### What you should do
Without changing anything, output the records below.

==== Record extracts ====

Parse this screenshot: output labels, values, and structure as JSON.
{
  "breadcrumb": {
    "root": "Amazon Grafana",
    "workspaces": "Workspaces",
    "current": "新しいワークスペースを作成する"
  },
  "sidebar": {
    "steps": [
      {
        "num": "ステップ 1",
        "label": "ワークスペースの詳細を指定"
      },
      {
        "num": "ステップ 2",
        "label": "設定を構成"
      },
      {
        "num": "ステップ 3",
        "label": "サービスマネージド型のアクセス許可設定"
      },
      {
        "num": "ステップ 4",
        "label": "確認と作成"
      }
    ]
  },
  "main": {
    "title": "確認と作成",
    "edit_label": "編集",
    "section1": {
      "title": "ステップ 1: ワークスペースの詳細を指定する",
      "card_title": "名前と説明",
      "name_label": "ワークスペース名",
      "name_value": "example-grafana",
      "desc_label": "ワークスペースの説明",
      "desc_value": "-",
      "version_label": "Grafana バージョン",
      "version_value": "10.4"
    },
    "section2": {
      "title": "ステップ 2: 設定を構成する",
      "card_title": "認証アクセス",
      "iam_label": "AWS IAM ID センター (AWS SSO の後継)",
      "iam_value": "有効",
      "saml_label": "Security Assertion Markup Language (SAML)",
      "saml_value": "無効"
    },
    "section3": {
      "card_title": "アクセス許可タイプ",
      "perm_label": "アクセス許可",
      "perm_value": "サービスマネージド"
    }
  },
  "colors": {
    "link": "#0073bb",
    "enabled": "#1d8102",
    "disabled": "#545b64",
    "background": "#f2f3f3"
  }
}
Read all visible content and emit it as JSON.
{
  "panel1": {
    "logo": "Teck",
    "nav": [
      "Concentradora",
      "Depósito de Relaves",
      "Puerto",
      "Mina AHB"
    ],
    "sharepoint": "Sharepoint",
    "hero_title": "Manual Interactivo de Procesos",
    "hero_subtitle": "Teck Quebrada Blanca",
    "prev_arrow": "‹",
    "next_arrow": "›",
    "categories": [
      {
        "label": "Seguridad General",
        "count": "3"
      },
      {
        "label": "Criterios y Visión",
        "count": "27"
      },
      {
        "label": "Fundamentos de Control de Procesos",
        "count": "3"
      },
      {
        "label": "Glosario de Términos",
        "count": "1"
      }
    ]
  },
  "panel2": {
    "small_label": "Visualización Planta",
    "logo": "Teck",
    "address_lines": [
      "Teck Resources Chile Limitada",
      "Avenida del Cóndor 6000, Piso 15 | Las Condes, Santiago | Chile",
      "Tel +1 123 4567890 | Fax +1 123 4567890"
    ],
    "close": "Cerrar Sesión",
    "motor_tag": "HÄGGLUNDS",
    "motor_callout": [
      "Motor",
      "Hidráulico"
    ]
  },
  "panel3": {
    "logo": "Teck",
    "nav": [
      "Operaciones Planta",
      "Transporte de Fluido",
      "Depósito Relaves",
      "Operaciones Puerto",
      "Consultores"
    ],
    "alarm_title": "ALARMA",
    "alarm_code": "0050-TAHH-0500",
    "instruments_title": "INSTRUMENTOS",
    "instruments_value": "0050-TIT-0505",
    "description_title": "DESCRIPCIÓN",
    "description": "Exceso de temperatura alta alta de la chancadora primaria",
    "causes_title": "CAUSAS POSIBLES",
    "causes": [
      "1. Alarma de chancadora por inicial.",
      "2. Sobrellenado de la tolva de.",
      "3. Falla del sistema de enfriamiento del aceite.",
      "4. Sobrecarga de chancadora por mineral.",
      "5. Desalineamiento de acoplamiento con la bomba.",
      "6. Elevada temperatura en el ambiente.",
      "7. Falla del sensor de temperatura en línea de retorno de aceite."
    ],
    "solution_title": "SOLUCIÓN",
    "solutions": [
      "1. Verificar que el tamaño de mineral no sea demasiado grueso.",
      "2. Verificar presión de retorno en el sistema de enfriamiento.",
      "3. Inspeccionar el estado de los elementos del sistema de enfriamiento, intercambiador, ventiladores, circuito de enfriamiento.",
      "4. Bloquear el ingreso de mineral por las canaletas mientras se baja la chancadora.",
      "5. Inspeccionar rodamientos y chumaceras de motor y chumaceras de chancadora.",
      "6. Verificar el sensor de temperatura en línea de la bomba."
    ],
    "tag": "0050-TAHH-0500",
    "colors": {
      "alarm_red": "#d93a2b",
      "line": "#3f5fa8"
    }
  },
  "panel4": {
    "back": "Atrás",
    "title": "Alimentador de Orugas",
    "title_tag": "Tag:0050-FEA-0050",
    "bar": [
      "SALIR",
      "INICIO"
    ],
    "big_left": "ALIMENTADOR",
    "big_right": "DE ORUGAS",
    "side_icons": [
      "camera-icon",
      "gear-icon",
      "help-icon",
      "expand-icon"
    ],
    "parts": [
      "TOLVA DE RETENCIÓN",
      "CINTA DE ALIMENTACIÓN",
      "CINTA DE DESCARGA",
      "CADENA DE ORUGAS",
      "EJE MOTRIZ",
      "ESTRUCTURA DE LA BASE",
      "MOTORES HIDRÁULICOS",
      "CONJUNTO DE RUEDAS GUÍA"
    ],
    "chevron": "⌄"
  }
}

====

### Output of the task
Parse this screenshot: output labels, values, and structure as JSON.
{
  "breadcrumb": {
    "root": "Amazon Grafana",
    "workspaces": "Workspaces",
    "current": "新しいワークスペースを作成する"
  },
  "sidebar": {
    "steps": [
      {
        "num": "ステップ 1",
        "label": "ワークスペースの詳細を指定"
      },
      {
        "num": "ステップ 2",
        "label": "設定を構成"
      },
      {
        "num": "ステップ 3",
        "label": "サービスマネージド型のアクセス許可設定"
      },
      {
        "num": "ステップ 4",
        "label": "確認と作成"
      }
    ]
  },
  "main": {
    "title": "確認と作成",
    "edit_label": "編集",
    "section1": {
      "title": "ステップ 1: ワークスペースの詳細を指定する",
      "card_title": "名前と説明",
      "name_label": "ワークスペース名",
      "name_value": "example-grafana",
      "desc_label": "ワークスペースの説明",
      "desc_value": "-",
      "version_label": "Grafana バージョン",
      "version_value": "10.4"
    },
    "section2": {
      "title": "ステップ 2: 設定を構成する",
      "card_title": "認証アクセス",
      "iam_label": "AWS IAM ID センター (AWS SSO の後継)",
      "iam_value": "有効",
      "saml_label": "Security Assertion Markup Language (SAML)",
      "saml_value": "無効"
    },
    "section3": {
      "card_title": "アクセス許可タイプ",
      "perm_label": "アクセス許可",
      "perm_value": "サービスマネージド"
    }
  },
  "colors": {
    "link": "#0073bb",
    "enabled": "#1d8102",
    "disabled": "#545b64",
    "background": "#f2f3f3"
  }
}
Read all visible content and emit it as JSON.
{
  "panel1": {
    "logo": "Teck",
    "nav": [
      "Concentradora",
      "Depósito de Relaves",
      "Puerto",
      "Mina AHB"
    ],
    "sharepoint": "Sharepoint",
    "hero_title": "Manual Interactivo de Procesos",
    "hero_subtitle": "Teck Quebrada Blanca",
    "prev_arrow": "‹",
    "next_arrow": "›",
    "categories": [
      {
        "label": "Seguridad General",
        "count": "3"
      },
      {
        "label": "Criterios y Visión",
        "count": "27"
      },
      {
        "label": "Fundamentos de Control de Procesos",
        "count": "3"
      },
      {
        "label": "Glosario de Términos",
        "count": "1"
      }
    ]
  },
  "panel2": {
    "small_label": "Visualización Planta",
    "logo": "Teck",
    "address_lines": [
      "Teck Resources Chile Limitada",
      "Avenida del Cóndor 6000, Piso 15 | Las Condes, Santiago | Chile",
      "Tel +1 123 4567890 | Fax +1 123 4567890"
    ],
    "close": "Cerrar Sesión",
    "motor_tag": "HÄGGLUNDS",
    "motor_callout": [
      "Motor",
      "Hidráulico"
    ]
  },
  "panel3": {
    "logo": "Teck",
    "nav": [
      "Operaciones Planta",
      "Transporte de Fluido",
      "Depósito Relaves",
      "Operaciones Puerto",
      "Consultores"
    ],
    "alarm_title": "ALARMA",
    "alarm_code": "0050-TAHH-0500",
    "instruments_title": "INSTRUMENTOS",
    "instruments_value": "0050-TIT-0505",
    "description_title": "DESCRIPCIÓN",
    "description": "Exceso de temperatura alta alta de la chancadora primaria",
    "causes_title": "CAUSAS POSIBLES",
    "causes": [
      "1. Alarma de chancadora por inicial.",
      "2. Sobrellenado de la tolva de.",
      "3. Falla del sistema de enfriamiento del aceite.",
      "4. Sobrecarga de chancadora por mineral.",
      "5. Desalineamiento de acoplamiento con la bomba.",
      "6. Elevada temperatura en el ambiente.",
      "7. Falla del sensor de temperatura en línea de retorno de aceite."
    ],
    "solution_title": "SOLUCIÓN",
    "solutions": [
      "1. Verificar que el tamaño de mineral no sea demasiado grueso.",
      "2. Verificar presión de retorno en el sistema de enfriamiento.",
      "3. Inspeccionar el estado de los elementos del sistema de enfriamiento, intercambiador, ventiladores, circuito de enfriamiento.",
      "4. Bloquear el ingreso de mineral por las canaletas mientras se baja la chancadora.",
      "5. Inspeccionar rodamientos y chumaceras de motor y chumaceras de chancadora.",
      "6. Verificar el sensor de temperatura en línea de la bomba."
    ],
    "tag": "0050-TAHH-0500",
    "colors": {
      "alarm_red": "#d93a2b",
      "line": "#3f5fa8"
    }
  },
  "panel4": {
    "back": "Atrás",
    "title": "Alimentador de Orugas",
    "title_tag": "Tag:0050-FEA-0050",
    "bar": [
      "SALIR",
      "INICIO"
    ],
    "big_left": "ALIMENTADOR",
    "big_right": "DE ORUGAS",
    "side_icons": [
      "camera-icon",
      "gear-icon",
      "help-icon",
      "expand-icon"
    ],
    "parts": [
      "TOLVA DE RETENCIÓN",
      "CINTA DE ALIMENTACIÓN",
      "CINTA DE DESCARGA",
      "CADENA DE ORUGAS",
      "EJE MOTRIZ",
      "ESTRUCTURA DE LA BASE",
      "MOTORES HIDRÁULICOS",
      "CONJUNTO DE RUEDAS GUÍA"
    ],
    "chevron": "⌄"
  }
}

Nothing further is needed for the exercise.